The first thing we did was write up a bill of sale. Included in the bill of sale were our names and addresses, a description of the car (including VIN#), and an agreement that the car was sold “as is, no warranty.” We each signed the agreement, and we kept a copy for our records. With the signed agreement, I bought insurance for the car, because in order to continue I would need proof of insurance. I would also need my driver’s license.
Once the agreement was final, we notarized the title. A notary fee is typically only $5.00, and most tag offices have notaries for the purpose of car titles. You can also usually find a notary at your bank, post office, or court house. The notary watches both parties sign the title. I paid my friend for the car and received the title. As I was buying from a friend we didn’t worry too much about the money/title exchange. When buying from a stranger you will want to bring cash and receive the title at the same time they receive the money.
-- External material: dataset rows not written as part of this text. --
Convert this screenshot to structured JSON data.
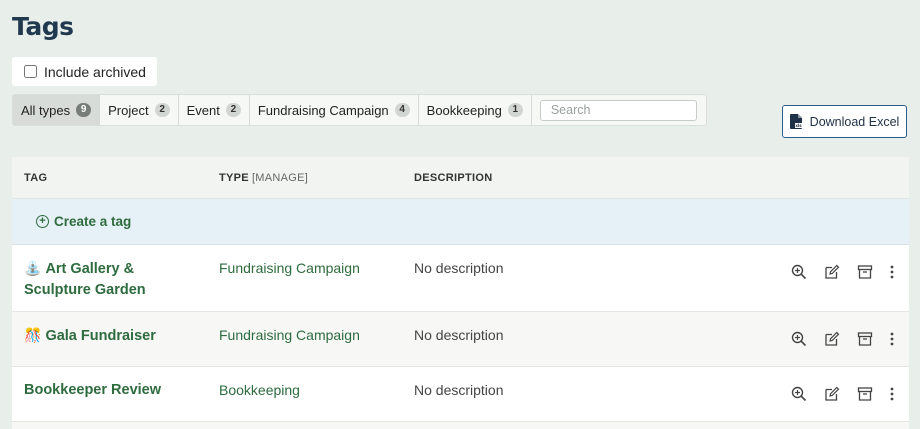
{
  "page": {
    "title": "Tags"
  },
  "archived": {
    "label": "Include archived",
    "checked": false
  },
  "filters": [
    {
      "label": "All types",
      "count": "9",
      "active": true
    },
    {
      "label": "Project",
      "count": "2",
      "active": false
    },
    {
      "label": "Event",
      "count": "2",
      "active": false
    },
    {
      "label": "Fundraising Campaign",
      "count": "4",
      "active": false
    },
    {
      "label": "Bookkeeping",
      "count": "1",
      "active": false
    }
  ],
  "search": {
    "placeholder": "Search",
    "value": ""
  },
  "download": {
    "label": "Download Excel"
  },
  "table": {
    "headers": {
      "tag": "TAG",
      "type": "TYPE",
      "manage": "[MANAGE]",
      "description": "DESCRIPTION"
    },
    "create_label": "Create a tag",
    "rows": [
      {
        "emoji": "⛲",
        "tag": "Art Gallery & Sculpture Garden",
        "type": "Fundraising Campaign",
        "description": "No description"
      },
      {
        "emoji": "🎊",
        "tag": "Gala Fundraiser",
        "type": "Fundraising Campaign",
        "description": "No description"
      },
      {
        "emoji": "",
        "tag": "Bookkeeper Review",
        "type": "Bookkeeping",
        "description": "No description"
      }
    ]
  },
  "colors": {
    "accent_green": "#2e6b3e",
    "title_navy": "#21394f",
    "button_border": "#2d5c8f",
    "create_row_bg": "#e5f0f7"
  },
  "icons": [
    "zoom-icon",
    "edit-icon",
    "archive-icon",
    "more-icon",
    "excel-icon",
    "plus-circle-icon"
  ]
}
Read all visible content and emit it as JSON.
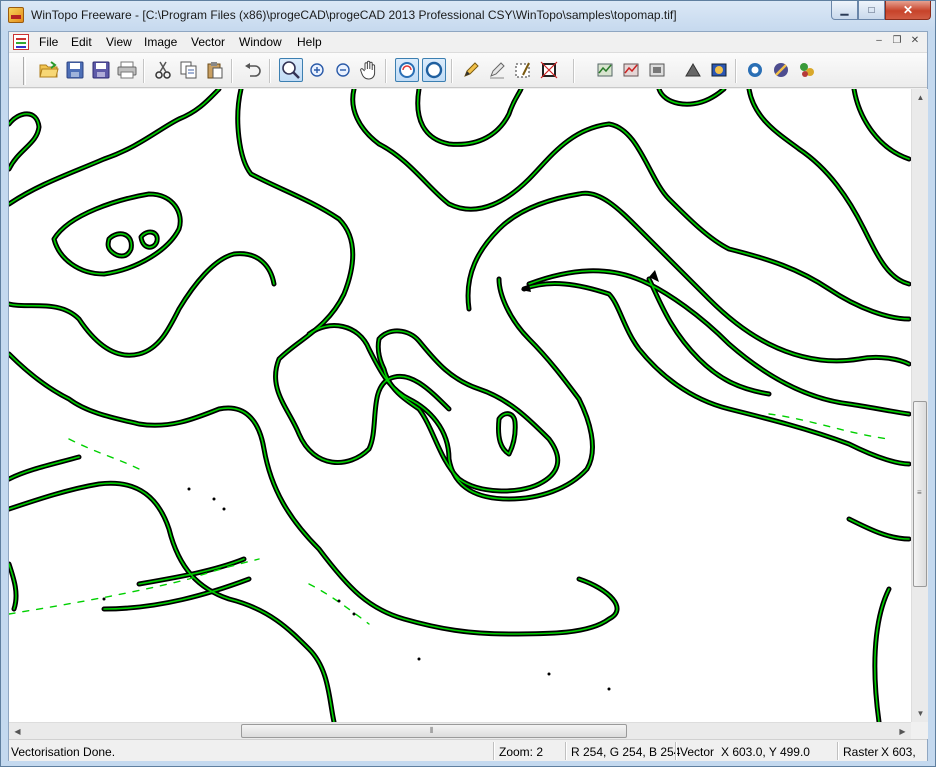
{
  "window": {
    "title": "WinTopo Freeware - [C:\\Program Files (x86)\\progeCAD\\progeCAD 2013 Professional CSY\\WinTopo\\samples\\topomap.tif]",
    "controls": {
      "minimize": "▁",
      "maximize": "□",
      "close": "✕"
    }
  },
  "menubar": {
    "items": [
      "File",
      "Edit",
      "View",
      "Image",
      "Vector",
      "Window",
      "Help"
    ],
    "mdi_controls": {
      "minimize": "–",
      "restore": "❐",
      "close": "✕"
    }
  },
  "toolbar": {
    "buttons": [
      {
        "icon": "open-folder-icon"
      },
      {
        "icon": "save-icon"
      },
      {
        "icon": "save-as-icon"
      },
      {
        "icon": "print-icon"
      },
      {
        "icon": "cut-icon"
      },
      {
        "icon": "copy-icon"
      },
      {
        "icon": "paste-icon"
      },
      {
        "icon": "undo-icon"
      },
      {
        "icon": "zoom-window-icon"
      },
      {
        "icon": "zoom-in-icon"
      },
      {
        "icon": "zoom-out-icon"
      },
      {
        "icon": "pan-hand-icon"
      },
      {
        "icon": "show-raster-icon"
      },
      {
        "icon": "show-vector-icon"
      },
      {
        "icon": "pencil-icon"
      },
      {
        "icon": "eraser-pencil-icon"
      },
      {
        "icon": "select-box-icon"
      },
      {
        "icon": "crop-icon"
      },
      {
        "icon": "filter-icon-1"
      },
      {
        "icon": "filter-icon-2"
      },
      {
        "icon": "filter-icon-3"
      },
      {
        "icon": "vectorise-icon"
      },
      {
        "icon": "polyline-icon"
      },
      {
        "icon": "info-icon"
      },
      {
        "icon": "tools-icon"
      },
      {
        "icon": "wizard-icon"
      }
    ]
  },
  "canvas": {
    "image_name": "topomap.tif",
    "raster_color": "#000000",
    "vector_color": "#00d000"
  },
  "statusbar": {
    "message": "Vectorisation Done.",
    "zoom": "Zoom: 2",
    "rgb": "R 254, G 254, B 254",
    "vector_label": "Vector",
    "vector_coords": "X 603.0, Y 499.0",
    "raster_label": "Raster",
    "raster_coords": "X 603,"
  },
  "colors": {
    "title_bg": "#c6d9ee",
    "close_button": "#c7432a",
    "pressed_button": "#c1dcf6"
  }
}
You may also want to wait to buy insurance when the notarized title is actually in your hand. The DMV will then send off your notarized title so that you will get a new one. You will need to pay for the transfer, the notary, and the tax on the car. This total cost typically runs 3-5% of the cars selling price. I paid $3000 for my car and just under $150 for tax, title, and notary. My friend who bought a $12,000 car paid around $450.
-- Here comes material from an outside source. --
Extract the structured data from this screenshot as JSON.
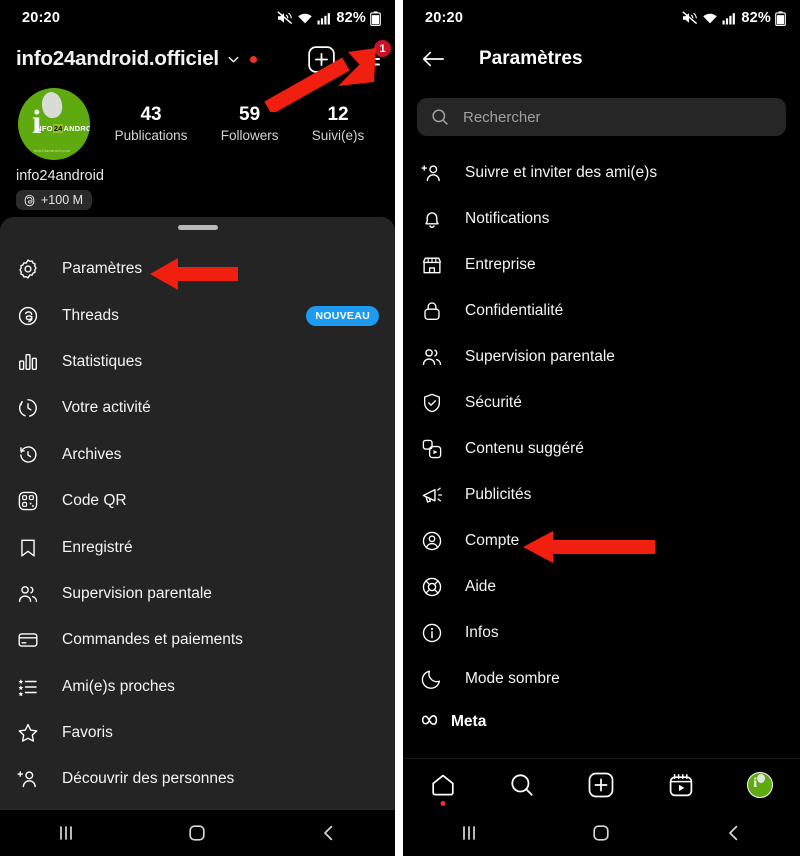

At any rate, I was mobile again! Or…was I? My “new” car now needed a tag. This caused a bit of a problem, because an inspection sticker is required to get a tag here in NC. In order to get the car inspected I was going to have to drive it, but I couldn’t drive it without a tag. In most states, the DMN will provide you with a temporary tag if needed. North Carolina does not give out temporary tags. Instead, you receive a 10-day travel permit to carry with you. If you get pulled over, you show your temporary travel permit to explain why you do not have a tag. It is still important to drive the car as little as possible while you do not have an official license plate. If you are pulled over with your travel permit, you will still receive a warning ticket. This is because the police must document all traffic stops. After the car is inspected, the DMV will give you a license plate. Make sure that you have screws to screw the plate onto your car. I got mine at the DMV, but they are also available at most auto parts stores.
In short, buying a car can be an overwhelming process. You need to have a bill of sale, a notarized title, proof of insurance, and your driver’s license in order to transfer the title. Be prepared to pay a little more out of pocket at that time. You will receive either a temporary tag or, in NC, a 10-day travel permit. After an inspection you will have license and registration once again. Happy Driving.